A lawyerly look at what threatens journalistic free speech liberties.
As a former journalist, Gajda (Law/Tulane Univ.; The Trials of Academe: The New Era of Campus Litigation, 2009) critiques and advises on matters of privacy and free speech with a keen journalistic eye. She explores the ways public scrutiny by news media (while protected under the guise of “newsworthiness”) tarnishes the notion of public privacy. As First Amendment constitutional protections for the press continue to expand, the “balance between privacy rights and public interests” becomes increasingly skewed. The author cites the current wave of ubiquitous social media, where personal information is willingly and willfully disseminated, as a prime instigator fueling the privacy rights debate. But at what point do First Amendment rights trump personal privacy rights? Her thoughtful discussion includes chapters juxtaposing journalism’s former golden age with the lax media standards of today’s paparazzi and shock reporters, where “push-the-envelope behavior has elevated privacy concerns to new levels.” Writing in concise, authoritative language, Gajda reiterates the significance of free speech, freedom of the press and the preservation of personal liberties within a complex debate that has become frustratingly blurred by legal ambiguities and loopholes. Fully utilizing (if overly reliant upon) pivotal court cases, she also highlights ruthless vigilante programs like To Catch a Predator and stories of misbehaving celebrities who have been scrutinized for wrongdoings by exploitative websites infamous for straddling ethical boundaries. Ultimately, Gajda writes, this is subject matter that will fester for decades as digital and social media erode the protective facade of personal privacy and evaporate the guidelines of what is considered newsworthy. She concludes with an appeal for change in how the law appropriates the First Amendment framework in both the private sector and within news media circles.
Privately published by Strunk of Cornell in 1918 and revised by his student E. B. White in 1959, that "little book" is back again with more White updatings.
Stricter than, say, Bergen Evans or W3 ("disinterested" means impartial — period), Strunk is in the last analysis (whoops — "A bankrupt expression") a unique guide (which means "without like or equal").

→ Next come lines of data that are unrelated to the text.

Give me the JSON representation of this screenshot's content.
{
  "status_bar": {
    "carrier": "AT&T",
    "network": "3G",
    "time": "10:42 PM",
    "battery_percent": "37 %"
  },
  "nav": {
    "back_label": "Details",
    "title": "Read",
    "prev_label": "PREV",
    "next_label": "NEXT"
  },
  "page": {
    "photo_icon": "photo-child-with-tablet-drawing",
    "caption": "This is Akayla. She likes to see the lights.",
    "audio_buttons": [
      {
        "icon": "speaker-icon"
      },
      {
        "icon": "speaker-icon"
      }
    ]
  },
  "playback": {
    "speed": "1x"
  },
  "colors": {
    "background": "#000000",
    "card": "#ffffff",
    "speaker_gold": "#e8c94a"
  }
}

This early reader is an excellent introduction to the March on Washington in 1963 and the important role in the march played by Martin Luther King Jr. Ruffin gives the book a good, dramatic start: “August 28, 1963. It is a hot summer day in Washington, D.C. More than 250,00 people are pouring into the city.” They have come to protest the treatment of African-Americans here in the US. With stirring original artwork mixed with photographs of the events (and the segregationist policies in the South, such as separate drinking fountains and entrances to public buildings), Ruffin writes of how an end to slavery didn’t mark true equality and that these rights had to be fought for—through marches and sit-ins and words, particularly those of Dr. King, and particularly on that fateful day in Washington. Within a year the Civil Rights Act of 1964 had been passed: “It does not change everything. But it is a beginning.” Lots of visual cues will help new readers through the fairly simple text, but it is the power of the story that will keep them turning the pages. (Easy reader. 6-8)